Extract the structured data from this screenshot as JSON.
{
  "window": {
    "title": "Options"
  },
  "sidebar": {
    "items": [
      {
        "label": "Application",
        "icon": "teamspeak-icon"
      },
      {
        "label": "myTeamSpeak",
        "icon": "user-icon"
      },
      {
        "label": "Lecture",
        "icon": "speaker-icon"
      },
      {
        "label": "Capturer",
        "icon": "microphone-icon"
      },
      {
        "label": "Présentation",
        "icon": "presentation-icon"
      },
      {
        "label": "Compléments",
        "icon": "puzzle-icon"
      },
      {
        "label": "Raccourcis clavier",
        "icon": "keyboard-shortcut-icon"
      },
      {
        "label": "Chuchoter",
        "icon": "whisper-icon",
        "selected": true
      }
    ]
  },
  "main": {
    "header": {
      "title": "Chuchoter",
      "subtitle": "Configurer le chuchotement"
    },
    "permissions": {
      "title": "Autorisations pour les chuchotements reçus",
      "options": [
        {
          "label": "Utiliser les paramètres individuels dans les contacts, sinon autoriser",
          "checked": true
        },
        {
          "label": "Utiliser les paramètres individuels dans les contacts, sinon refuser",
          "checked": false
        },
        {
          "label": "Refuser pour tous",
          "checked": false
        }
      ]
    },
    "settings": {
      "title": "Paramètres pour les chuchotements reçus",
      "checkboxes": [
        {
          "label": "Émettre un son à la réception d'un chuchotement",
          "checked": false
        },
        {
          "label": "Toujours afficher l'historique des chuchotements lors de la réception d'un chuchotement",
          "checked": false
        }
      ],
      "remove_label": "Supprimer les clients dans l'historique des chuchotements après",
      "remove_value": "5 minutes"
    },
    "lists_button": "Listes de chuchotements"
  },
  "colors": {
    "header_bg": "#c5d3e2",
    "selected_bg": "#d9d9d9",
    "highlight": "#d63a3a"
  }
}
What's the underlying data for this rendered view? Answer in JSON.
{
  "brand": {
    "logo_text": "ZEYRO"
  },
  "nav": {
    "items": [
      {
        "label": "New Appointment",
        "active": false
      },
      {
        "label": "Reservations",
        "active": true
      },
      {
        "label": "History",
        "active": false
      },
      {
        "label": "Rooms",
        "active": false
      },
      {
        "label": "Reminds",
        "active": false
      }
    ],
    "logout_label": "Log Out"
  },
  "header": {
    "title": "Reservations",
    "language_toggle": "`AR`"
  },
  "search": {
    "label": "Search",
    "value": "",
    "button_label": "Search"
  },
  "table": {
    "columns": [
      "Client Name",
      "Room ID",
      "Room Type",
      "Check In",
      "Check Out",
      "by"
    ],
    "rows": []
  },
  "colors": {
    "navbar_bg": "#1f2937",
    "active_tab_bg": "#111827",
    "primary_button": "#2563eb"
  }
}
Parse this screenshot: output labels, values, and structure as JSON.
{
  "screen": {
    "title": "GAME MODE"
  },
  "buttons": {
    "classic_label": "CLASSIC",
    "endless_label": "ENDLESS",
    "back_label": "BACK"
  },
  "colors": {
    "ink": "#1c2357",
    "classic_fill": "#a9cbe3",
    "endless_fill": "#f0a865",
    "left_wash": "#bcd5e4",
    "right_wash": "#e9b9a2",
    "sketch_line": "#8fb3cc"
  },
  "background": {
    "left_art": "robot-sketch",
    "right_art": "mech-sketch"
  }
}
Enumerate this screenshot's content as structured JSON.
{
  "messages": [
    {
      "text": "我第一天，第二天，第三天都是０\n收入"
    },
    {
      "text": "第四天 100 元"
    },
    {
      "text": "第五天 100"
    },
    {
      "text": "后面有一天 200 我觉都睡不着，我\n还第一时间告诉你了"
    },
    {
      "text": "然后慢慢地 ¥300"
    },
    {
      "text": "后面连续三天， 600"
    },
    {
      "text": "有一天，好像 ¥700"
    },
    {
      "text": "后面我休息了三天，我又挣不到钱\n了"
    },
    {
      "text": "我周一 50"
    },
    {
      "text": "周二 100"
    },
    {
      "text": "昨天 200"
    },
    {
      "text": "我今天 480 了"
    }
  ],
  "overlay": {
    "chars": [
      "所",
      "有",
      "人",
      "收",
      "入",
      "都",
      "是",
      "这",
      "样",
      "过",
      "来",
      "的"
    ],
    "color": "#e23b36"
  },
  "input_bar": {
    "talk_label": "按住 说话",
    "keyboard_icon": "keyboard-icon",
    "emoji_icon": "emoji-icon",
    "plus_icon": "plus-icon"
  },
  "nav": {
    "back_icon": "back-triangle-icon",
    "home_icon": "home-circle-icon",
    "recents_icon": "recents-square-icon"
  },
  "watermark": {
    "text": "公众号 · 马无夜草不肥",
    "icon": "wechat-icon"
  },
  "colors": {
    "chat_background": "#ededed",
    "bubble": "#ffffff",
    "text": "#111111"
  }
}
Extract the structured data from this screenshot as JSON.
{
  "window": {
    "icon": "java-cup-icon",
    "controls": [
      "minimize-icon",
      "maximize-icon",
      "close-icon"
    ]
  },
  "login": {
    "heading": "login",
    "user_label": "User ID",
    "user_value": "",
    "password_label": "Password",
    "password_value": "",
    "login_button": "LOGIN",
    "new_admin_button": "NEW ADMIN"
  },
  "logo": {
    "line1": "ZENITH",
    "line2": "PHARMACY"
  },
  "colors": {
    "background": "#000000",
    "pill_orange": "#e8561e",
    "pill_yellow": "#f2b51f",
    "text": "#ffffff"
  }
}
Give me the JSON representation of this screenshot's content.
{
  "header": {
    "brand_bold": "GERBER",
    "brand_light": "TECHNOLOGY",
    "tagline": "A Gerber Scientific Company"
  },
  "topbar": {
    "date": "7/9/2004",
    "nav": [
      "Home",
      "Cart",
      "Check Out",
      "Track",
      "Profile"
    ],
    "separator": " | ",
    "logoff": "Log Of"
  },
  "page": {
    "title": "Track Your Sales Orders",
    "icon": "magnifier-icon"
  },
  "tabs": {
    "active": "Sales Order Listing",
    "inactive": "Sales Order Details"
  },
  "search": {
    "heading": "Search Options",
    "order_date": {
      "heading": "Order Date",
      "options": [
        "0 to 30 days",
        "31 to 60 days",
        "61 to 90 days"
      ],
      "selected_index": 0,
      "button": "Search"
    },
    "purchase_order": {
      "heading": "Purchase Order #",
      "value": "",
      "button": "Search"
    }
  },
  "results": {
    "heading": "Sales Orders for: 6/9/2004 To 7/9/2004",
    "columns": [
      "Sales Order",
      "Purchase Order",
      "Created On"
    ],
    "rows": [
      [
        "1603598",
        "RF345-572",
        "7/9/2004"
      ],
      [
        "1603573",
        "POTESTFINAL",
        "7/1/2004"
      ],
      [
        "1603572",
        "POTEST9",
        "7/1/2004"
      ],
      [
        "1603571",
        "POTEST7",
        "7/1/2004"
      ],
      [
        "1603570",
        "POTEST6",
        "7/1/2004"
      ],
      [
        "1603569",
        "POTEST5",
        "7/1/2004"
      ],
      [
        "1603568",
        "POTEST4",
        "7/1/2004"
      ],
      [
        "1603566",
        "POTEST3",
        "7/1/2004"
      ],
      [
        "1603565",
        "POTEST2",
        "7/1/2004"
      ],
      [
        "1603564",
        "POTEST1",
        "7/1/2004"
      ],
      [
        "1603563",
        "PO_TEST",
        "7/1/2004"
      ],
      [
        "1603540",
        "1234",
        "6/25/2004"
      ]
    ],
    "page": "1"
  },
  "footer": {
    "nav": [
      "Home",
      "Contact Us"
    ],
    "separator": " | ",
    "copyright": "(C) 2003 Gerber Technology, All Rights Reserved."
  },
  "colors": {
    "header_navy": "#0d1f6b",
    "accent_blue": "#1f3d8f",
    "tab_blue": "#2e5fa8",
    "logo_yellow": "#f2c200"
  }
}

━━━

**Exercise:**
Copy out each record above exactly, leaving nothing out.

**Exercise answer:**
Extract the structured data from this screenshot as JSON.
{
  "window": {
    "title": "Options"
  },
  "sidebar": {
    "items": [
      {
        "label": "Application",
        "icon": "teamspeak-icon"
      },
      {
        "label": "myTeamSpeak",
        "icon": "user-icon"
      },
      {
        "label": "Lecture",
        "icon": "speaker-icon"
      },
      {
        "label": "Capturer",
        "icon": "microphone-icon"
      },
      {
        "label": "Présentation",
        "icon": "presentation-icon"
      },
      {
        "label": "Compléments",
        "icon": "puzzle-icon"
      },
      {
        "label": "Raccourcis clavier",
        "icon": "keyboard-shortcut-icon"
      },
      {
        "label": "Chuchoter",
        "icon": "whisper-icon",
        "selected": true
      }
    ]
  },
  "main": {
    "header": {
      "title": "Chuchoter",
      "subtitle": "Configurer le chuchotement"
    },
    "permissions": {
      "title": "Autorisations pour les chuchotements reçus",
      "options": [
        {
          "label": "Utiliser les paramètres individuels dans les contacts, sinon autoriser",
          "checked": true
        },
        {
          "label": "Utiliser les paramètres individuels dans les contacts, sinon refuser",
          "checked": false
        },
        {
          "label": "Refuser pour tous",
          "checked": false
        }
      ]
    },
    "settings": {
      "title": "Paramètres pour les chuchotements reçus",
      "checkboxes": [
        {
          "label": "Émettre un son à la réception d'un chuchotement",
          "checked": false
        },
        {
          "label": "Toujours afficher l'historique des chuchotements lors de la réception d'un chuchotement",
          "checked": false
        }
      ],
      "remove_label": "Supprimer les clients dans l'historique des chuchotements après",
      "remove_value": "5 minutes"
    },
    "lists_button": "Listes de chuchotements"
  },
  "colors": {
    "header_bg": "#c5d3e2",
    "selected_bg": "#d9d9d9",
    "highlight": "#d63a3a"
  }
}
What's the underlying data for this rendered view? Answer in JSON.
{
  "brand": {
    "logo_text": "ZEYRO"
  },
  "nav": {
    "items": [
      {
        "label": "New Appointment",
        "active": false
      },
      {
        "label": "Reservations",
        "active": true
      },
      {
        "label": "History",
        "active": false
      },
      {
        "label": "Rooms",
        "active": false
      },
      {
        "label": "Reminds",
        "active": false
      }
    ],
    "logout_label": "Log Out"
  },
  "header": {
    "title": "Reservations",
    "language_toggle": "`AR`"
  },
  "search": {
    "label": "Search",
    "value": "",
    "button_label": "Search"
  },
  "table": {
    "columns": [
      "Client Name",
      "Room ID",
      "Room Type",
      "Check In",
      "Check Out",
      "by"
    ],
    "rows": []
  },
  "colors": {
    "navbar_bg": "#1f2937",
    "active_tab_bg": "#111827",
    "primary_button": "#2563eb"
  }
}
Parse this screenshot: output labels, values, and structure as JSON.
{
  "screen": {
    "title": "GAME MODE"
  },
  "buttons": {
    "classic_label": "CLASSIC",
    "endless_label": "ENDLESS",
    "back_label": "BACK"
  },
  "colors": {
    "ink": "#1c2357",
    "classic_fill": "#a9cbe3",
    "endless_fill": "#f0a865",
    "left_wash": "#bcd5e4",
    "right_wash": "#e9b9a2",
    "sketch_line": "#8fb3cc"
  },
  "background": {
    "left_art": "robot-sketch",
    "right_art": "mech-sketch"
  }
}
Enumerate this screenshot's content as structured JSON.
{
  "messages": [
    {
      "text": "我第一天，第二天，第三天都是０\n收入"
    },
    {
      "text": "第四天 100 元"
    },
    {
      "text": "第五天 100"
    },
    {
      "text": "后面有一天 200 我觉都睡不着，我\n还第一时间告诉你了"
    },
    {
      "text": "然后慢慢地 ¥300"
    },
    {
      "text": "后面连续三天， 600"
    },
    {
      "text": "有一天，好像 ¥700"
    },
    {
      "text": "后面我休息了三天，我又挣不到钱\n了"
    },
    {
      "text": "我周一 50"
    },
    {
      "text": "周二 100"
    },
    {
      "text": "昨天 200"
    },
    {
      "text": "我今天 480 了"
    }
  ],
  "overlay": {
    "chars": [
      "所",
      "有",
      "人",
      "收",
      "入",
      "都",
      "是",
      "这",
      "样",
      "过",
      "来",
      "的"
    ],
    "color": "#e23b36"
  },
  "input_bar": {
    "talk_label": "按住 说话",
    "keyboard_icon": "keyboard-icon",
    "emoji_icon": "emoji-icon",
    "plus_icon": "plus-icon"
  },
  "nav": {
    "back_icon": "back-triangle-icon",
    "home_icon": "home-circle-icon",
    "recents_icon": "recents-square-icon"
  },
  "watermark": {
    "text": "公众号 · 马无夜草不肥",
    "icon": "wechat-icon"
  },
  "colors": {
    "chat_background": "#ededed",
    "bubble": "#ffffff",
    "text": "#111111"
  }
}
Extract the structured data from this screenshot as JSON.
{
  "window": {
    "icon": "java-cup-icon",
    "controls": [
      "minimize-icon",
      "maximize-icon",
      "close-icon"
    ]
  },
  "login": {
    "heading": "login",
    "user_label": "User ID",
    "user_value": "",
    "password_label": "Password",
    "password_value": "",
    "login_button": "LOGIN",
    "new_admin_button": "NEW ADMIN"
  },
  "logo": {
    "line1": "ZENITH",
    "line2": "PHARMACY"
  },
  "colors": {
    "background": "#000000",
    "pill_orange": "#e8561e",
    "pill_yellow": "#f2b51f",
    "text": "#ffffff"
  }
}
Give me the JSON representation of this screenshot's content.
{
  "header": {
    "brand_bold": "GERBER",
    "brand_light": "TECHNOLOGY",
    "tagline": "A Gerber Scientific Company"
  },
  "topbar": {
    "date": "7/9/2004",
    "nav": [
      "Home",
      "Cart",
      "Check Out",
      "Track",
      "Profile"
    ],
    "separator": " | ",
    "logoff": "Log Of"
  },
  "page": {
    "title": "Track Your Sales Orders",
    "icon": "magnifier-icon"
  },
  "tabs": {
    "active": "Sales Order Listing",
    "inactive": "Sales Order Details"
  },
  "search": {
    "heading": "Search Options",
    "order_date": {
      "heading": "Order Date",
      "options": [
        "0 to 30 days",
        "31 to 60 days",
        "61 to 90 days"
      ],
      "selected_index": 0,
      "button": "Search"
    },
    "purchase_order": {
      "heading": "Purchase Order #",
      "value": "",
      "button": "Search"
    }
  },
  "results": {
    "heading": "Sales Orders for: 6/9/2004 To 7/9/2004",
    "columns": [
      "Sales Order",
      "Purchase Order",
      "Created On"
    ],
    "rows": [
      [
        "1603598",
        "RF345-572",
        "7/9/2004"
      ],
      [
        "1603573",
        "POTESTFINAL",
        "7/1/2004"
      ],
      [
        "1603572",
        "POTEST9",
        "7/1/2004"
      ],
      [
        "1603571",
        "POTEST7",
        "7/1/2004"
      ],
      [
        "1603570",
        "POTEST6",
        "7/1/2004"
      ],
      [
        "1603569",
        "POTEST5",
        "7/1/2004"
      ],
      [
        "1603568",
        "POTEST4",
        "7/1/2004"
      ],
      [
        "1603566",
        "POTEST3",
        "7/1/2004"
      ],
      [
        "1603565",
        "POTEST2",
        "7/1/2004"
      ],
      [
        "1603564",
        "POTEST1",
        "7/1/2004"
      ],
      [
        "1603563",
        "PO_TEST",
        "7/1/2004"
      ],
      [
        "1603540",
        "1234",
        "6/25/2004"
      ]
    ],
    "page": "1"
  },
  "footer": {
    "nav": [
      "Home",
      "Contact Us"
    ],
    "separator": " | ",
    "copyright": "(C) 2003 Gerber Technology, All Rights Reserved."
  },
  "colors": {
    "header_navy": "#0d1f6b",
    "accent_blue": "#1f3d8f",
    "tab_blue": "#2e5fa8",
    "logo_yellow": "#f2c200"
  }
}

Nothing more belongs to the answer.